Sources at Reuters said yesterday that a full-scale review into the $30 billion Aon / WTW merger is likely to be launched once the European Commission’s preliminary review concludes on December 21st.
This process would last five months and would look to address any potential competition concerns that may arise out of such a large combination.
KBW noted that the reinsurance brokerage business would be a “key anti-trust concern” for regulators given that the market is already very concentrated.
“Aon management believes that including direct reinsurance business – i.e., sold without a broker – implies that the two companies’ combined reinsurance brokerage market share would not be anti-competitive, although we think that’s less relevant to smaller cedants that need brokers,” analysts explained.
However, they did acknowledge that the recent MMC / JLT combination did not require the divestiture of any reinsurance business, only the sale of JLT’s aerospace brokerage.
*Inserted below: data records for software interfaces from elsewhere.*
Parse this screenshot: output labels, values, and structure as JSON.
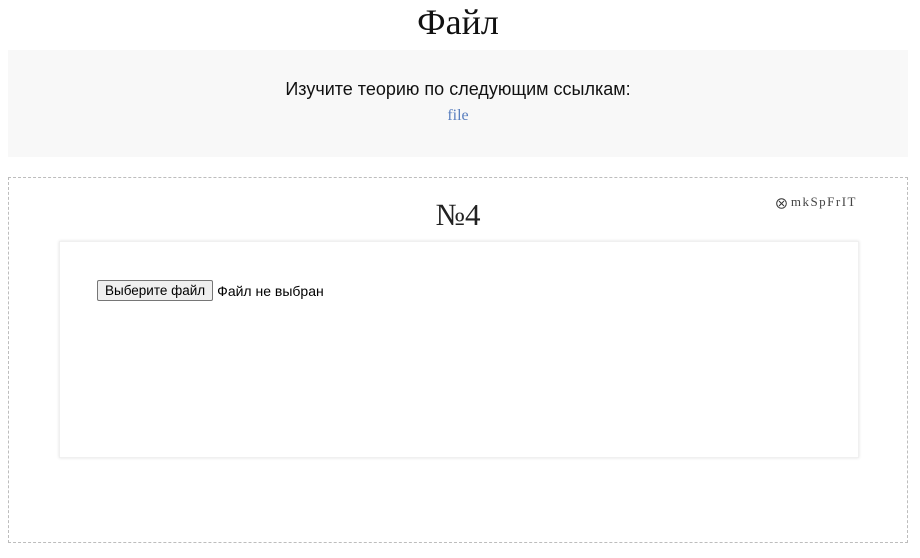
{
  "header": {
    "title": "Файл"
  },
  "theory": {
    "heading": "Изучите теорию по следующим ссылкам:",
    "links": [
      {
        "label": "file"
      }
    ]
  },
  "task": {
    "number": "№4",
    "watermark": {
      "icon": "circle-x-icon",
      "text": "mkSpFrIT"
    },
    "file_input": {
      "button_label": "Выберите файл",
      "status": "Файл не выбран"
    }
  },
  "colors": {
    "panel_background": "#f8f8f8",
    "link": "#5a7fbf",
    "frame_border": "#bdbdbd"
  }
}
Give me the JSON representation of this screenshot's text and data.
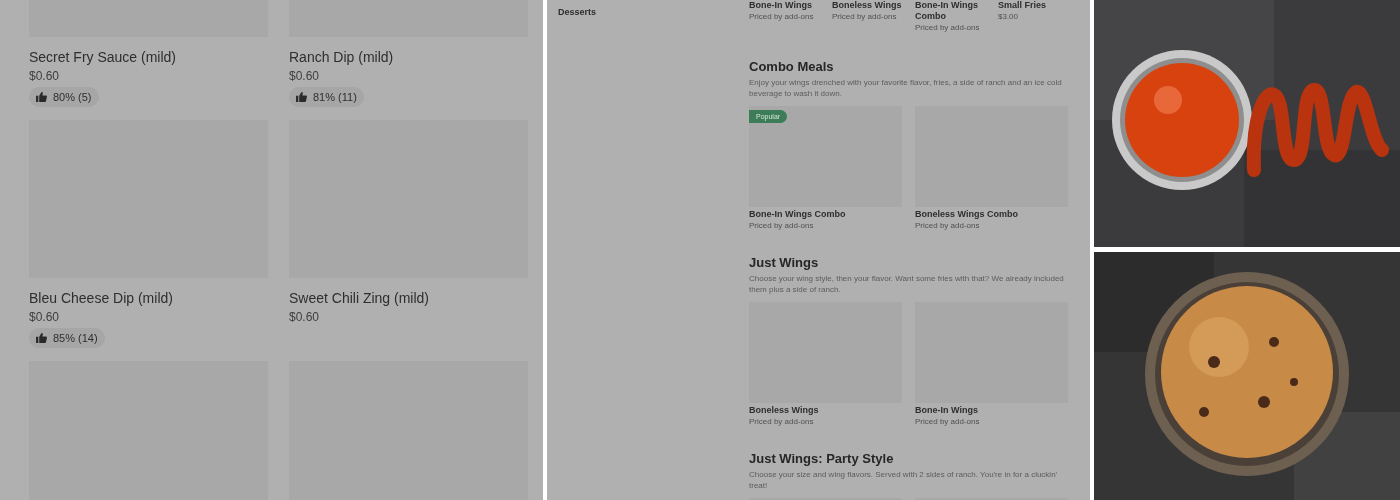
{
  "left_panel": {
    "items": [
      {
        "name": "Secret Fry Sauce (mild)",
        "price": "$0.60",
        "rating": "80% (5)"
      },
      {
        "name": "Ranch Dip (mild)",
        "price": "$0.60",
        "rating": "81% (11)"
      },
      {
        "name": "Bleu Cheese Dip (mild)",
        "price": "$0.60",
        "rating": "85% (14)"
      },
      {
        "name": "Sweet Chili Zing (mild)",
        "price": "$0.60"
      }
    ]
  },
  "menu": {
    "sidebar": [
      {
        "label": "Desserts"
      }
    ],
    "top_row": [
      {
        "name": "Bone-In Wings",
        "price": "Priced by add-ons"
      },
      {
        "name": "Boneless Wings",
        "price": "Priced by add-ons"
      },
      {
        "name": "Bone-In Wings Combo",
        "price": "Priced by add-ons"
      },
      {
        "name": "Small Fries",
        "price": "$3.00"
      }
    ],
    "sections": [
      {
        "title": "Combo Meals",
        "description": "Enjoy your wings drenched with your favorite flavor, fries, a side of ranch and an ice cold beverage to wash it down.",
        "items": [
          {
            "name": "Bone-In Wings Combo",
            "price": "Priced by add-ons",
            "badge": "Popular"
          },
          {
            "name": "Boneless Wings Combo",
            "price": "Priced by add-ons"
          }
        ]
      },
      {
        "title": "Just Wings",
        "description": "Choose your wing style, then your flavor. Want some fries with that? We already included them plus a side of ranch.",
        "items": [
          {
            "name": "Boneless Wings",
            "price": "Priced by add-ons"
          },
          {
            "name": "Bone-In Wings",
            "price": "Priced by add-ons"
          }
        ]
      },
      {
        "title": "Just Wings: Party Style",
        "description": "Choose your size and wing flavors. Served with 2 sides of ranch. You're in for a cluckin' treat!"
      }
    ]
  }
}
WTW has already sold off its Miller arm ahead of its takeover by Aon, possibly to avoid any regulatory challenges on competitive grounds. And some commentators have also suggested that WTW could have to consider options for its reinsurance broking arm, Willis Re.
But KBW believes that any further divestitures would “limit the ultimate expense savings” offered by the merger, particularly in light of Aon’s margin expansion track record.
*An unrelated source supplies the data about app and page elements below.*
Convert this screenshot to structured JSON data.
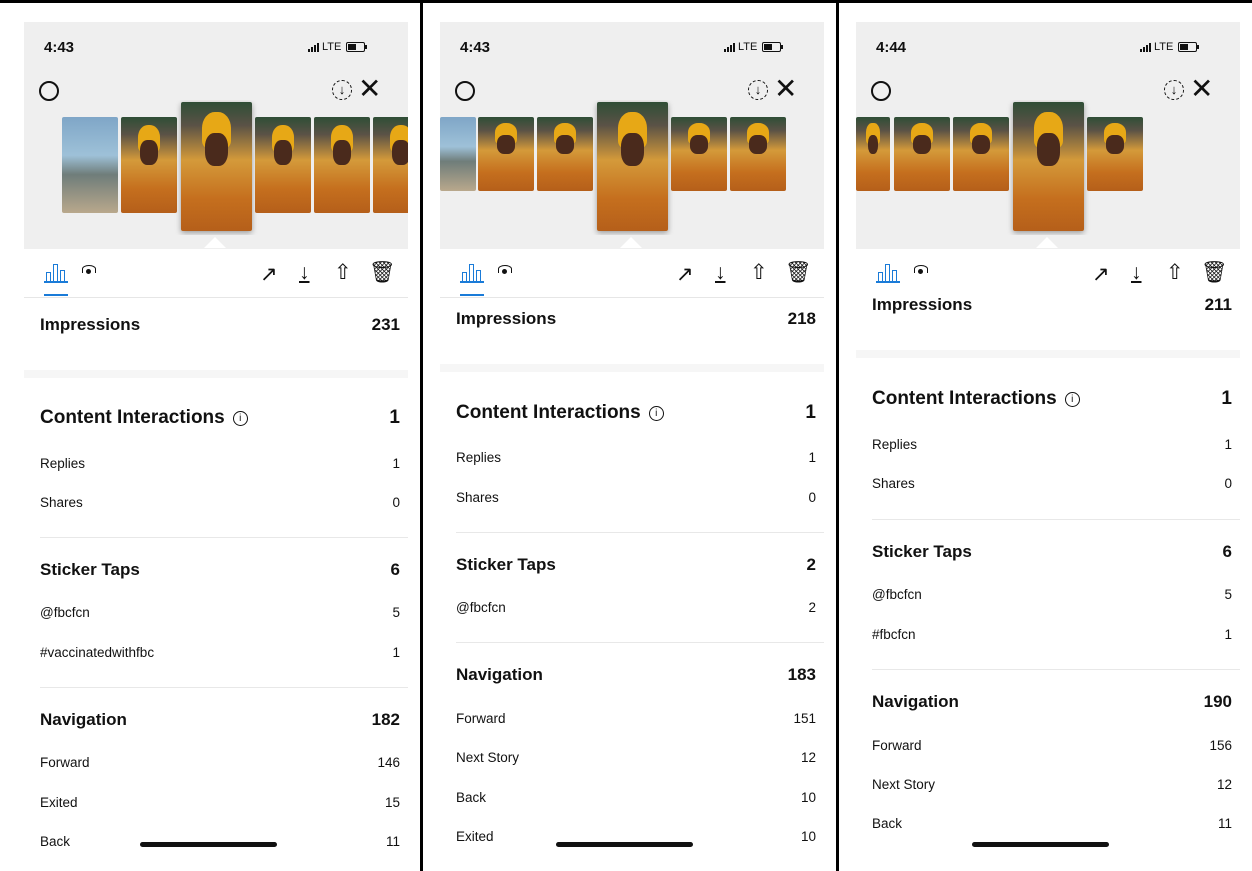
{
  "colors": {
    "accent": "#1a7bd8",
    "header_bg": "#efefef"
  },
  "panels": [
    {
      "status_time": "4:43",
      "carrier": "LTE",
      "icons": {
        "settings": "gear-icon",
        "save": "download-circle-icon",
        "close": "close-icon",
        "insights": "bar-chart-icon",
        "viewers": "eye-icon",
        "promote": "trend-up-icon",
        "download": "download-icon",
        "share": "share-icon",
        "delete": "trash-icon"
      },
      "impressions": {
        "label": "Impressions",
        "value": "231"
      },
      "content_interactions": {
        "label": "Content Interactions",
        "info": "i",
        "value": "1",
        "items": [
          {
            "label": "Replies",
            "value": "1"
          },
          {
            "label": "Shares",
            "value": "0"
          }
        ]
      },
      "sticker_taps": {
        "label": "Sticker Taps",
        "value": "6",
        "items": [
          {
            "label": "@fbcfcn",
            "value": "5"
          },
          {
            "label": "#vaccinatedwithfbc",
            "value": "1"
          }
        ]
      },
      "navigation": {
        "label": "Navigation",
        "value": "182",
        "items": [
          {
            "label": "Forward",
            "value": "146"
          },
          {
            "label": "Exited",
            "value": "15"
          },
          {
            "label": "Back",
            "value": "11"
          }
        ]
      }
    },
    {
      "status_time": "4:43",
      "carrier": "LTE",
      "icons": {
        "settings": "gear-icon",
        "save": "download-circle-icon",
        "close": "close-icon",
        "insights": "bar-chart-icon",
        "viewers": "eye-icon",
        "promote": "trend-up-icon",
        "download": "download-icon",
        "share": "share-icon",
        "delete": "trash-icon"
      },
      "impressions": {
        "label": "Impressions",
        "value": "218"
      },
      "content_interactions": {
        "label": "Content Interactions",
        "info": "i",
        "value": "1",
        "items": [
          {
            "label": "Replies",
            "value": "1"
          },
          {
            "label": "Shares",
            "value": "0"
          }
        ]
      },
      "sticker_taps": {
        "label": "Sticker Taps",
        "value": "2",
        "items": [
          {
            "label": "@fbcfcn",
            "value": "2"
          }
        ]
      },
      "navigation": {
        "label": "Navigation",
        "value": "183",
        "items": [
          {
            "label": "Forward",
            "value": "151"
          },
          {
            "label": "Next Story",
            "value": "12"
          },
          {
            "label": "Back",
            "value": "10"
          },
          {
            "label": "Exited",
            "value": "10"
          }
        ]
      }
    },
    {
      "status_time": "4:44",
      "carrier": "LTE",
      "icons": {
        "settings": "gear-icon",
        "save": "download-circle-icon",
        "close": "close-icon",
        "insights": "bar-chart-icon",
        "viewers": "eye-icon",
        "promote": "trend-up-icon",
        "download": "download-icon",
        "share": "share-icon",
        "delete": "trash-icon"
      },
      "impressions": {
        "label": "Impressions",
        "value": "211"
      },
      "content_interactions": {
        "label": "Content Interactions",
        "info": "i",
        "value": "1",
        "items": [
          {
            "label": "Replies",
            "value": "1"
          },
          {
            "label": "Shares",
            "value": "0"
          }
        ]
      },
      "sticker_taps": {
        "label": "Sticker Taps",
        "value": "6",
        "items": [
          {
            "label": "@fbcfcn",
            "value": "5"
          },
          {
            "label": "#fbcfcn",
            "value": "1"
          }
        ]
      },
      "navigation": {
        "label": "Navigation",
        "value": "190",
        "items": [
          {
            "label": "Forward",
            "value": "156"
          },
          {
            "label": "Next Story",
            "value": "12"
          },
          {
            "label": "Back",
            "value": "11"
          }
        ]
      }
    }
  ]
}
Additionally, analysts cautioned that a potential delay to the deal due to the EU probe could prolong employee uncertainty and lead to more departures of key talent at the two brokers.
KBW further noted that WTW shares are currently trading at only 1.009x Aon’s share price, versus the deal’s 1.08x tag, implying some market skepticism about the deal’s completion.
Reports about a possible investigation follow news that UK and EU regulators have been butting heads over which authority will have oversight of some of Europe’s largest mergers ahead of a Brexit trade deal deadline this month, including the Aon / WTW deal.